What’s your view of the Panama Papers?

Will the Papers disclose important information that can upset a range of countries based on tax avoidance? Will there be a major investigation to do with types of fraud and tax evasion? What will be the consequences for those who are found to of been in wrong-doing? Will David Cameron himself be affected heavily by this?

Comment YOUR VIEWS below in the comment section

George Osborne Budget Speech: Full Transcript

Source: The Mirror

The Mirror online has published a full transcript of George Osborne’s 8th budget announcement.

Within it states that George Osborne quoted:

I (George Osborne) report on an economy set to grow faster than any other major advanced economy in the world.”

”I report on a labour market delivering the highest employment in our history.”

”And I report on a deficit down by two thirds, falling each year and – I can confirm today – on course for a budget surplus.”

”The British economy is resilient because whatever the challenge, however strong the headwinds, we have held to the course we set out.”

Do you agree? What are your views of George Osborne’s New Budget outline? Will it be beneficial to the British Society and Economy?

Comment Below your views

SNP will implement new taxation powers to ensure Scotland’s lowest earners get ‘a better deal’

Source The Daily Record

The Daily Record quote within an article that ”SOCIAL Justice Secretary Alex Neil has said new income tax powers coming to Holyrood in 2017 will be used to give Scotland’s lowest earners “a better deal”, indicating tax rises for those who earn the most.”

The Daily Record expand further to say ”He has already hinted at tax rises for the rich, stating he is in favour of “progressive taxation”, while the SNP backed restoration of the 50p top rate of tax at the general election.”

Whats your view of this? Will this ‘progressive taxation’ make a better tax society within Scotland?
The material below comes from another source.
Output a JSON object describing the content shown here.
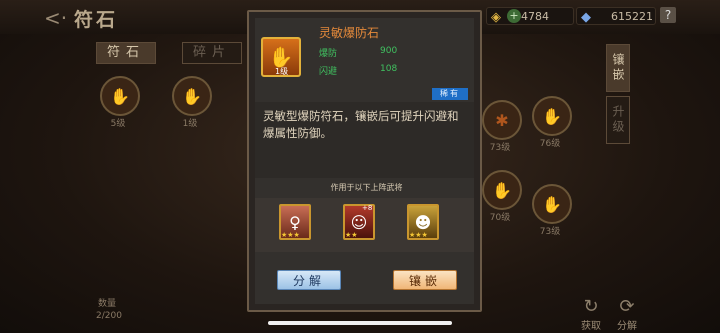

Would this be an effective taxation policy? Does this further a statement that Scotland are becoming more independent as time goes on, also considering the dominant SNP election results in 2015 within Sottish constituencies, although Scotland voted to stay within the UK?

Comment Below your view

George Osborne’s Autumn Statement speech in full

Source: Finical Times

What’s your view on this? From reading the Financial Times article above, Is George Osborne demonstrating the right views, to ”protect our economic security, by taking the difficult decisions to live within our means and bring down our debt.”

Comment Below